Q & A: Maduro Wrapper?
What is a maduro wrapper?
2/02/11 | by KT of Santa Clara, CA
The word maduro literally translates to “ripe” in Spanish. After tobacco leaves are harvested from the plants, they are taken into a curing barn where over a 45 day period they change from green to brown. From there, the leaves ferment in large “pilones” or piles for up to three years. During fermentation, the leaves change from light to dark brown as the sugars extract and the leaves become less tannic. How long a leaf needs to ferment depends on the leaf’s thickness and nutrient content, which is determined by many factors including seed type, growing region and the priming on the plant.
by Sean G
Review: La Diferencia Cubana
La Diferencia Cubana
Toro (6.0"x50) Mellow in body but thoroughly complex. The flavor builds and builds while the blend burns, leaving you with a fantastic, long-lasting yet smooth finish.
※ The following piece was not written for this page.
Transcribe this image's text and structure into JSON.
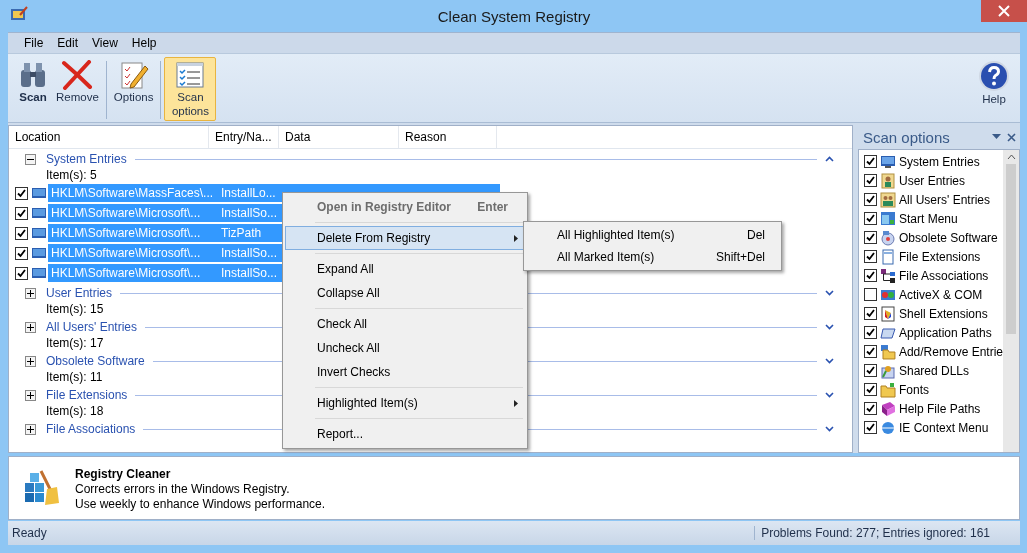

Creamy and finished with light spices.
Robusto (5.0"x50) If you're looking for a medium-bodied La Diferencia, this size is it. The size allows for a hearty character that presents itself after one inch, while the ring gauge maintains a steady, consistent and effortless draw. You'll pull a ton of smoke into your palate with this robusto while tasting earth, pepper and cedar.
Churchill (7.0"x50) Slightly unbalanced. We expected this blend to build in strength even more so than the robusto. However, after 3 inches, the cigar actually mellows out transitioning from medium to mellow. An inch later, you'll find yourself tasting some rich complexities. Burned slightly hot.
Torpedo (6.5"x52) Really flavorful with a ton of spicy nuances throughout and a super smooth finish. This stick presents many different earthy sensations with a hint of sweetness. Balanced and slightly one dimensional.
Article: Inside Perdomo
Are you smoking Perdomo cigars? If not, you’re missing out on a real gem. During my last trip to Nicaragua, I swung by the Perdomo factory as I heard Nick Perdomo was in town checking in on operations.
It’s been a little over a year since my last visit to the factory even though I see Nick quite often on hunting trips, at cigar events and for the occasional friendly dinner. Passing through the gates at Tabacalera Perdomo, I quickly realized this wasn’t the same operation I remembered from 12 months prior. With three new enormous buildings under construction, the once fairly open layout of the facility was now expanding into every nook and cranny of available space. In 2010, Perdomo was one of the fastest growing premium brands in the cigar industry as they took shelf space in nearly every fine tobacconist in the US and stole market share from unsuspecting competitors.
Why the recent boom in success at Perdomo? The Perdomo brand has been around for nearly 15 years and like any other brand has had its fair share of ups and downs. One thing that always set the brand apart and laid the groundwork for the companies present day accomplishments is how in tune they are with the cigar smoking public. By staying in touch with cigar enthusiasts day in and day out and listening to today’s consumers, they raised the bar in the product development arena. Five years ago, Perdomo’s portfolio of brands saw a complete overhaul as the company focused on delivering rich flavor in nearly every strength format.
Good blends are only half the battle in being successful in this business. The true secret to their achievements happened last year when Nick Perdomo seized an opportunity to support tobacconists and cigar enthusiasts alike at a time when the escalating cigar prices threatened to make cigars unaffordable for most everyday cigar lovers. While every cigar maker in the industry was increasing their prices by as much as 30% in the face of new federal taxes and increased material costs, Nick took a radically different approach - a price reduction! The result was one of distaste among his competition but Nick's gamble quickly paid off as tobacconists and end consumers rallied around the Perdomo brand, not only because it was relatively more affordable, but because people believed in the authenticity of Nick's message about wanting to preserve the right and ability for the common man to enjoy premium cigars.
When speaking to Nick, he seems elated regarding his increase in volume but does not hide the fact that his decision, while having increased the brand's share in the market, was far from profitable. "The industry wide price increases surrounding the implementation of the SCHIP tax was a necessity for nearly every cigar maker as the costs to produce and import cigars rose sharply in such a short period of time," explained Nick. "We made a risky decision and it has hurt our margins tremendously but it has paid off in the long run and I would do it again if I were back in the same situation. My competition underestimates 'value' and that has been my strongest selling point for my brands. People just want to smoke a great cigar at a reasonable and fair price and that is the mantra we live by at Perdomo."
After touring their new expansion, one thing I can attest to is that they are reinvesting heavily in their operation to ensure they can meet the mounting demand for their cigars. If you've never smoked a Perdomo or haven't had one recently, you are definitely missing out. While it may be the exceptional pricing or Perdomo’s philosophy that gets you to pick up this brand, it is the premium flavor and quality Perdomo cigars deliver that will make it a cigar you’ll yearn for again and again.
For the experts at Cigar.com, Perdomo won a permanent place in our humidors.